▼▼▼

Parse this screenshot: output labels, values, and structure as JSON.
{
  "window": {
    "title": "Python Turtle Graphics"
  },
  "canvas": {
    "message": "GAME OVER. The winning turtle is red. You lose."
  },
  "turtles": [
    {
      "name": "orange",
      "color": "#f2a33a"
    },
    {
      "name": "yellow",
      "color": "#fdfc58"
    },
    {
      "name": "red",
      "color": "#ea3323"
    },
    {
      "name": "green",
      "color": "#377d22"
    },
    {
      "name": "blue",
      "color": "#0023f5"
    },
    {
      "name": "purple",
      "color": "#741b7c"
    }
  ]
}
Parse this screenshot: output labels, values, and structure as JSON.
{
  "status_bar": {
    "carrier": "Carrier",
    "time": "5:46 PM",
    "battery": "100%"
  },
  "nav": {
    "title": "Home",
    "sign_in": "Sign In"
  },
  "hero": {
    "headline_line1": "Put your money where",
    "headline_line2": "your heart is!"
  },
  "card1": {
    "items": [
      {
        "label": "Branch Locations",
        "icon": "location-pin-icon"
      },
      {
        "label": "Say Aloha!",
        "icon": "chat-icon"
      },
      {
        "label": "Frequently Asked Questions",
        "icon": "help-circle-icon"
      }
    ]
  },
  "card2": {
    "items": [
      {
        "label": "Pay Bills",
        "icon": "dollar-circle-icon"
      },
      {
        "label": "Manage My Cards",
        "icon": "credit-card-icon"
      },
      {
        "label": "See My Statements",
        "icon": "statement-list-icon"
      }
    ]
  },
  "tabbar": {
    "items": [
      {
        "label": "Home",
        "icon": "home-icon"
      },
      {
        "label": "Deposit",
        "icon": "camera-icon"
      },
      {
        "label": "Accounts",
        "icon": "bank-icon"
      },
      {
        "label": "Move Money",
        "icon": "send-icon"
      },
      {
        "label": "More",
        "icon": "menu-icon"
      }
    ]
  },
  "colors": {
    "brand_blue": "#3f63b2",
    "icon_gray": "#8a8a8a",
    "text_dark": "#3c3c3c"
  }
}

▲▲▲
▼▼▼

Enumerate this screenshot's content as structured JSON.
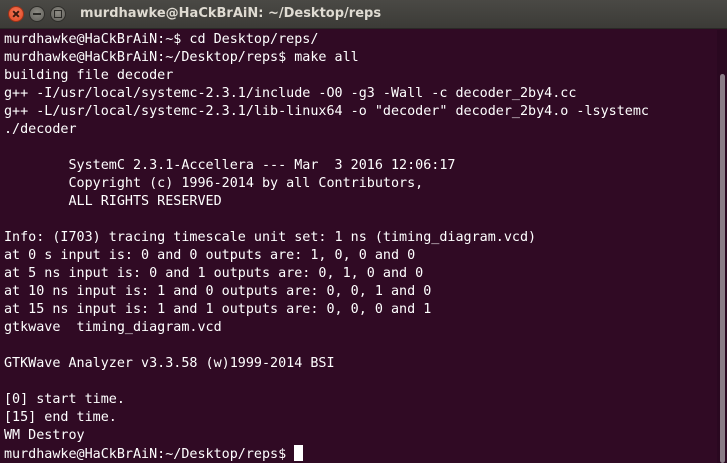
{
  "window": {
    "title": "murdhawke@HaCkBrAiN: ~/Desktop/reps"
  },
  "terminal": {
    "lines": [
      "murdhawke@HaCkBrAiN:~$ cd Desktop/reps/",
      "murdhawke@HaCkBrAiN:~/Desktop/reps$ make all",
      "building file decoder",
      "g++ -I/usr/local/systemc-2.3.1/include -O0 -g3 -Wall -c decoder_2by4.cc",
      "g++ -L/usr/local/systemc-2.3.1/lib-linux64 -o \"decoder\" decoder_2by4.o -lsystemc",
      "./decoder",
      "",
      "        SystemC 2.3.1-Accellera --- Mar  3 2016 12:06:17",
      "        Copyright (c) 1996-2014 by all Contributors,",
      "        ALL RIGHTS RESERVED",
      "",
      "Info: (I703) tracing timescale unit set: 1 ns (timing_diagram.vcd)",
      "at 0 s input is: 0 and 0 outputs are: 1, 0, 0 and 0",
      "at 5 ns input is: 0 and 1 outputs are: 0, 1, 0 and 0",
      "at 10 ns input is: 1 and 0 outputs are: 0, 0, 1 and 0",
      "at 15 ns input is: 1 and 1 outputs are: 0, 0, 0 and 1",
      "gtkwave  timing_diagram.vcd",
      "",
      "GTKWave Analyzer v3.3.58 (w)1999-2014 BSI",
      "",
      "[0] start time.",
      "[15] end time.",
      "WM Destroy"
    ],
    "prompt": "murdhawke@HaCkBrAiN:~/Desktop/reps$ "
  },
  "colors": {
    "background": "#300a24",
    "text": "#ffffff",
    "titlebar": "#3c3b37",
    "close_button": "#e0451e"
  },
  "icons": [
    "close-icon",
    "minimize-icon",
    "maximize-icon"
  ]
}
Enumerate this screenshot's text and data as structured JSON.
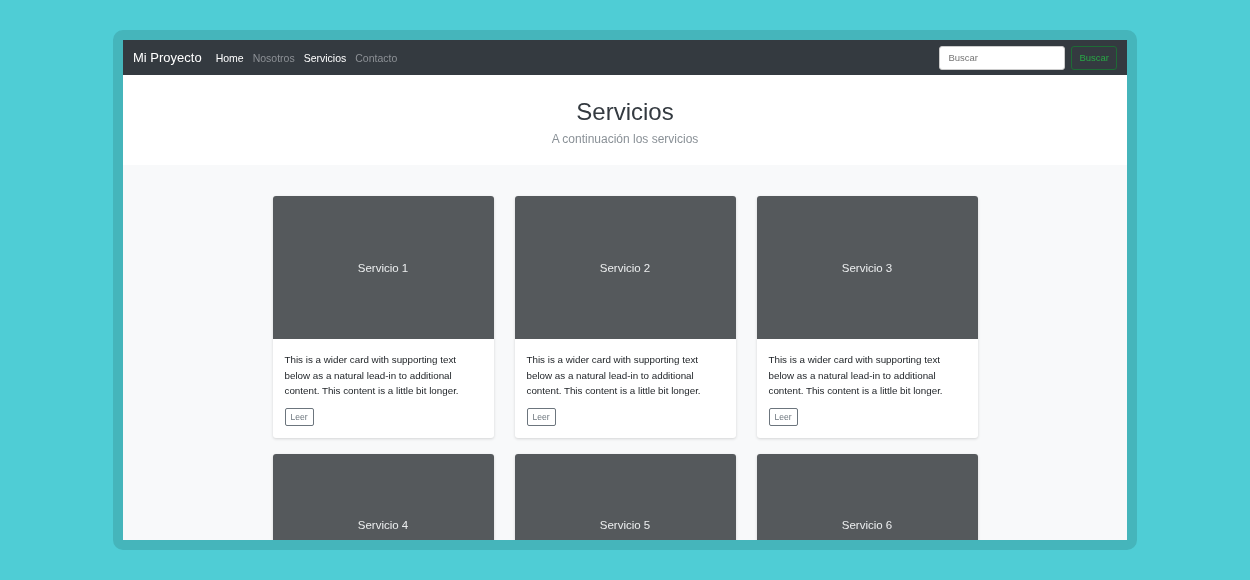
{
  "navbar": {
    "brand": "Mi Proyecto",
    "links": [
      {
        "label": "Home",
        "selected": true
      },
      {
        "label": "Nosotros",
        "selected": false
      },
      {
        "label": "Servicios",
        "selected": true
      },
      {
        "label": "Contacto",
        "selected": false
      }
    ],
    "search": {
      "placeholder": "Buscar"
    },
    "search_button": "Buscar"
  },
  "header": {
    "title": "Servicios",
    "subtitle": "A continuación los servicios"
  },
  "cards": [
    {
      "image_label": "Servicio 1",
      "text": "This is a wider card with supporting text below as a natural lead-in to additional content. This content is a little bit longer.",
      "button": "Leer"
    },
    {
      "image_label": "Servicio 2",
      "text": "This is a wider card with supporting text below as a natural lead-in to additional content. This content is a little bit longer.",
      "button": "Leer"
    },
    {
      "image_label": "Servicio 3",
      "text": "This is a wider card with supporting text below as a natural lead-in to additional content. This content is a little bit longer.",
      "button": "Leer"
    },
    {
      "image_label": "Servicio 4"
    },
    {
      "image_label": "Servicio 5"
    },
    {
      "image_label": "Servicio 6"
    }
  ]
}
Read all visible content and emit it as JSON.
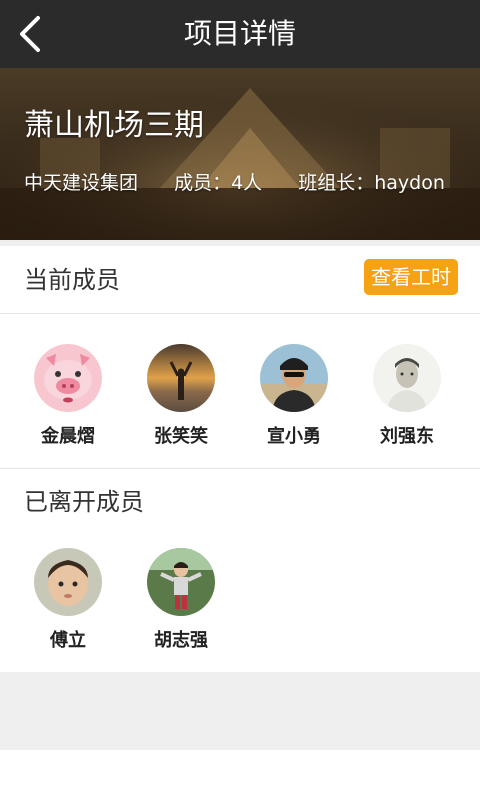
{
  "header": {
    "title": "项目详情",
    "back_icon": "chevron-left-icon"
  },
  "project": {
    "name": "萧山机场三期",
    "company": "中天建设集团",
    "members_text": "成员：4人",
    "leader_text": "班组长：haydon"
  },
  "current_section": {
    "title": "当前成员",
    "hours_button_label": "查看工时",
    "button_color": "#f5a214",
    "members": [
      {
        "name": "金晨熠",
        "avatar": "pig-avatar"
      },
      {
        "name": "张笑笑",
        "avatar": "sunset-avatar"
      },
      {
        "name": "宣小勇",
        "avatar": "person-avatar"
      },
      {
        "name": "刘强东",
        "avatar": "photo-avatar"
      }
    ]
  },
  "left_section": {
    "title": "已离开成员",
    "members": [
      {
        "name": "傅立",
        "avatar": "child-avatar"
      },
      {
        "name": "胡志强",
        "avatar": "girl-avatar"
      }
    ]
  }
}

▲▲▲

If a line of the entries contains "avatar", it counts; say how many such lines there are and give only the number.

Answer to the problem: 6